What this exercise needs is every entry restated as written, with no pictures.

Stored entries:
----

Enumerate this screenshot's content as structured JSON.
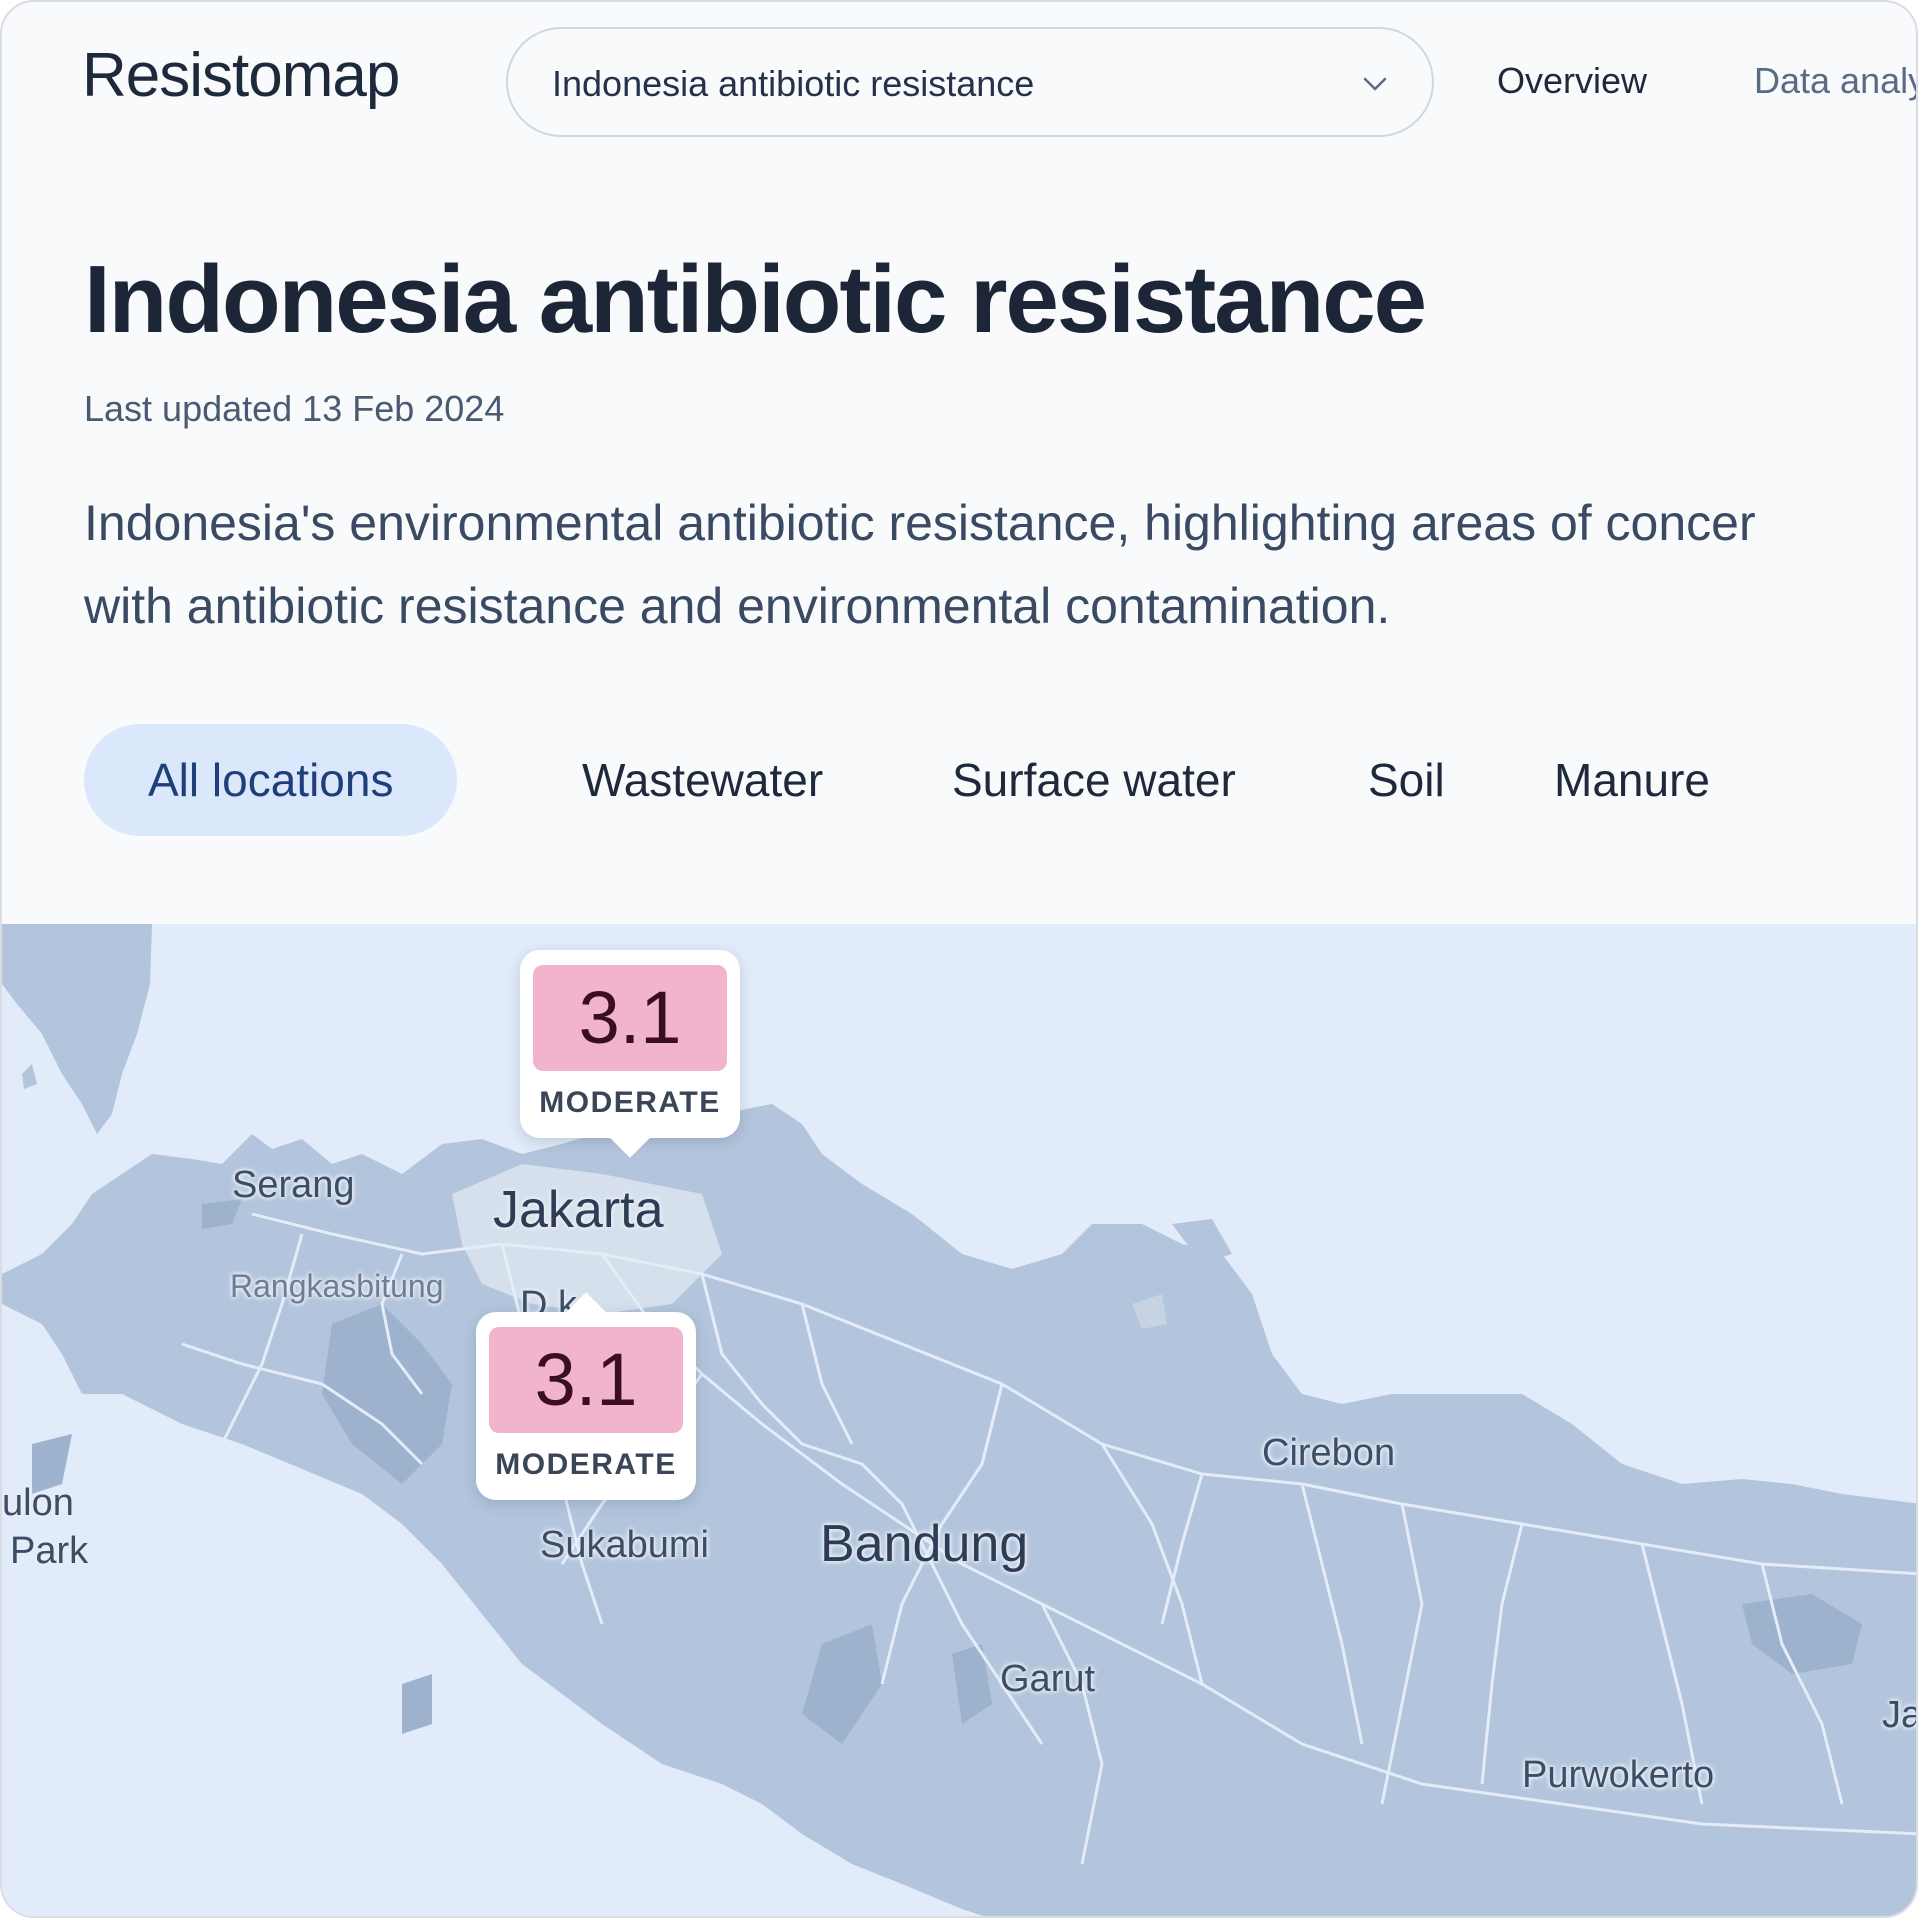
{
  "header": {
    "logo_text": "Resistomap",
    "dataset_select": {
      "value": "Indonesia antibiotic resistance",
      "icon": "chevron-down-icon"
    },
    "nav": [
      {
        "label": "Overview"
      },
      {
        "label": "Data analy"
      }
    ]
  },
  "main": {
    "title": "Indonesia antibiotic resistance",
    "last_updated": "Last updated 13 Feb 2024",
    "description_line1": "Indonesia's environmental antibiotic resistance, highlighting areas of concer",
    "description_line2": "with antibiotic resistance and environmental contamination.",
    "tabs": [
      {
        "label": "All locations",
        "active": true
      },
      {
        "label": "Wastewater",
        "active": false
      },
      {
        "label": "Surface water",
        "active": false
      },
      {
        "label": "Soil",
        "active": false
      },
      {
        "label": "Manure",
        "active": false
      }
    ]
  },
  "map": {
    "cities": {
      "jakarta": "Jakarta",
      "serang": "Serang",
      "rangkasbitung": "Rangkasbitung",
      "depok_partial": "D   k",
      "bandung": "Bandung",
      "sukabumi": "Sukabumi",
      "cirebon": "Cirebon",
      "garut": "Garut",
      "purwokerto": "Purwokerto",
      "ujung_kulon_1": "ulon",
      "ujung_kulon_2": "Park",
      "ja_partial": "Ja"
    },
    "markers": [
      {
        "score": "3.1",
        "level": "MODERATE",
        "color": "#f2b3cc"
      },
      {
        "score": "3.1",
        "level": "MODERATE",
        "color": "#f2b3cc"
      }
    ],
    "colors": {
      "sea": "#e1ebf9",
      "land": "#b3c5dc",
      "roads": "#e4ecf8",
      "urban": "#d6dfec"
    }
  }
}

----

### Output:
Enumerate this screenshot's content as structured JSON.
{
  "header": {
    "logo_text": "Resistomap",
    "dataset_select": {
      "value": "Indonesia antibiotic resistance",
      "icon": "chevron-down-icon"
    },
    "nav": [
      {
        "label": "Overview"
      },
      {
        "label": "Data analy"
      }
    ]
  },
  "main": {
    "title": "Indonesia antibiotic resistance",
    "last_updated": "Last updated 13 Feb 2024",
    "description_line1": "Indonesia's environmental antibiotic resistance, highlighting areas of concer",
    "description_line2": "with antibiotic resistance and environmental contamination.",
    "tabs": [
      {
        "label": "All locations",
        "active": true
      },
      {
        "label": "Wastewater",
        "active": false
      },
      {
        "label": "Surface water",
        "active": false
      },
      {
        "label": "Soil",
        "active": false
      },
      {
        "label": "Manure",
        "active": false
      }
    ]
  },
  "map": {
    "cities": {
      "jakarta": "Jakarta",
      "serang": "Serang",
      "rangkasbitung": "Rangkasbitung",
      "depok_partial": "D   k",
      "bandung": "Bandung",
      "sukabumi": "Sukabumi",
      "cirebon": "Cirebon",
      "garut": "Garut",
      "purwokerto": "Purwokerto",
      "ujung_kulon_1": "ulon",
      "ujung_kulon_2": "Park",
      "ja_partial": "Ja"
    },
    "markers": [
      {
        "score": "3.1",
        "level": "MODERATE",
        "color": "#f2b3cc"
      },
      {
        "score": "3.1",
        "level": "MODERATE",
        "color": "#f2b3cc"
      }
    ],
    "colors": {
      "sea": "#e1ebf9",
      "land": "#b3c5dc",
      "roads": "#e4ecf8",
      "urban": "#d6dfec"
    }
  }
}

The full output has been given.